### Work required:
An exact reproduction of the records is required, with all images left out.

### Entries shown:
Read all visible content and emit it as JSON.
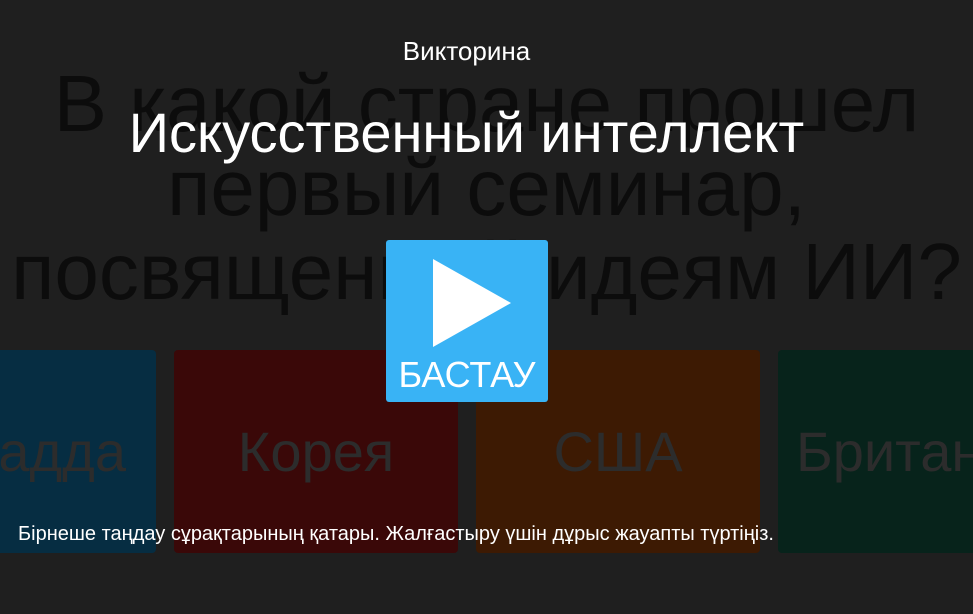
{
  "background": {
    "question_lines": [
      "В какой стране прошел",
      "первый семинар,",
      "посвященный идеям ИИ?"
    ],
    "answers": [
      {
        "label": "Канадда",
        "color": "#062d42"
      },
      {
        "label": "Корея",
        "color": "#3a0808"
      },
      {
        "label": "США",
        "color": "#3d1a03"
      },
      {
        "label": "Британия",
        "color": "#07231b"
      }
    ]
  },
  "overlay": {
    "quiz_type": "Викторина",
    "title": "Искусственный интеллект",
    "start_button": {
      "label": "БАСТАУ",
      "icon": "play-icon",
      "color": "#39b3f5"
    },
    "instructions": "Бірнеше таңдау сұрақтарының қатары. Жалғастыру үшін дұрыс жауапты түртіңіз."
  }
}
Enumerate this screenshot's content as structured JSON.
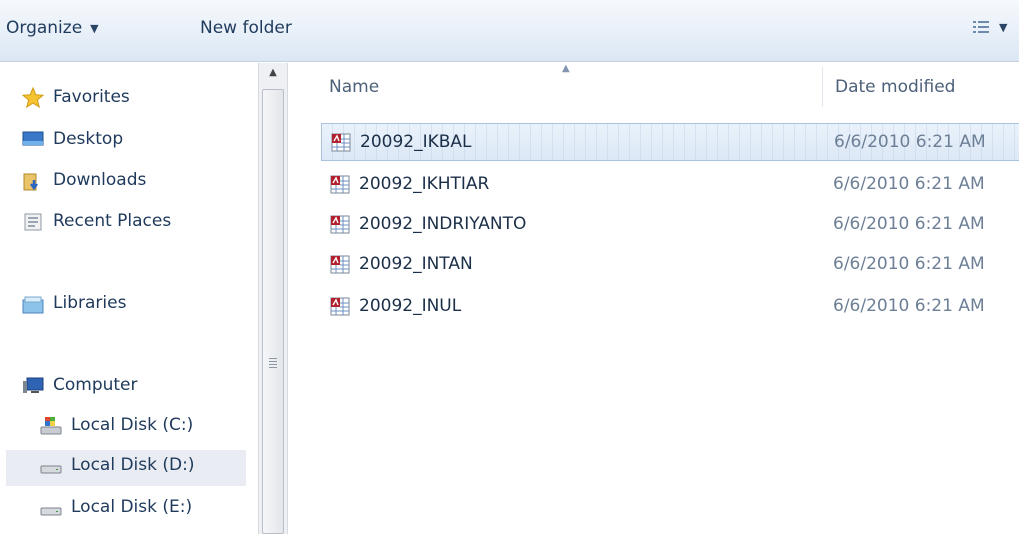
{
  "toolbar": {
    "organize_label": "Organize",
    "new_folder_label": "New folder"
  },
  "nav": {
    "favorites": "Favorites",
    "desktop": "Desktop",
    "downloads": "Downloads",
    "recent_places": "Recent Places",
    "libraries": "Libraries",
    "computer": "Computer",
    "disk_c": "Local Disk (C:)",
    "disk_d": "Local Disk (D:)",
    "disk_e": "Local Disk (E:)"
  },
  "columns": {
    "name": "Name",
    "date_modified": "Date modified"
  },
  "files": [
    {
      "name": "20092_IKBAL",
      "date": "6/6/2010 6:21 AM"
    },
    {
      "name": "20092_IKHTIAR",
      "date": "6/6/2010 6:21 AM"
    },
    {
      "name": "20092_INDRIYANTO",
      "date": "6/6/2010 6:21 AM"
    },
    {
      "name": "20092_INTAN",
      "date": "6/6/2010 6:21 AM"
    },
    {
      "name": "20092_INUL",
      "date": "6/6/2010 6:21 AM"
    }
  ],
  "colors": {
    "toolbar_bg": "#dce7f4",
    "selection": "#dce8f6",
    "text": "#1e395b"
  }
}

### Problem solution:
Read all visible content and emit it as JSON.
{
  "background": {
    "question_lines": [
      "В какой стране прошел",
      "первый семинар,",
      "посвященный идеям ИИ?"
    ],
    "answers": [
      {
        "label": "Канадда",
        "color": "#062d42"
      },
      {
        "label": "Корея",
        "color": "#3a0808"
      },
      {
        "label": "США",
        "color": "#3d1a03"
      },
      {
        "label": "Британия",
        "color": "#07231b"
      }
    ]
  },
  "overlay": {
    "quiz_type": "Викторина",
    "title": "Искусственный интеллект",
    "start_button": {
      "label": "БАСТАУ",
      "icon": "play-icon",
      "color": "#39b3f5"
    },
    "instructions": "Бірнеше таңдау сұрақтарының қатары. Жалғастыру үшін дұрыс жауапты түртіңіз."
  }
}
Enumerate this screenshot's content as structured JSON.
{
  "toolbar": {
    "organize_label": "Organize",
    "new_folder_label": "New folder"
  },
  "nav": {
    "favorites": "Favorites",
    "desktop": "Desktop",
    "downloads": "Downloads",
    "recent_places": "Recent Places",
    "libraries": "Libraries",
    "computer": "Computer",
    "disk_c": "Local Disk (C:)",
    "disk_d": "Local Disk (D:)",
    "disk_e": "Local Disk (E:)"
  },
  "columns": {
    "name": "Name",
    "date_modified": "Date modified"
  },
  "files": [
    {
      "name": "20092_IKBAL",
      "date": "6/6/2010 6:21 AM"
    },
    {
      "name": "20092_IKHTIAR",
      "date": "6/6/2010 6:21 AM"
    },
    {
      "name": "20092_INDRIYANTO",
      "date": "6/6/2010 6:21 AM"
    },
    {
      "name": "20092_INTAN",
      "date": "6/6/2010 6:21 AM"
    },
    {
      "name": "20092_INUL",
      "date": "6/6/2010 6:21 AM"
    }
  ],
  "colors": {
    "toolbar_bg": "#dce7f4",
    "selection": "#dce8f6",
    "text": "#1e395b"
  }
}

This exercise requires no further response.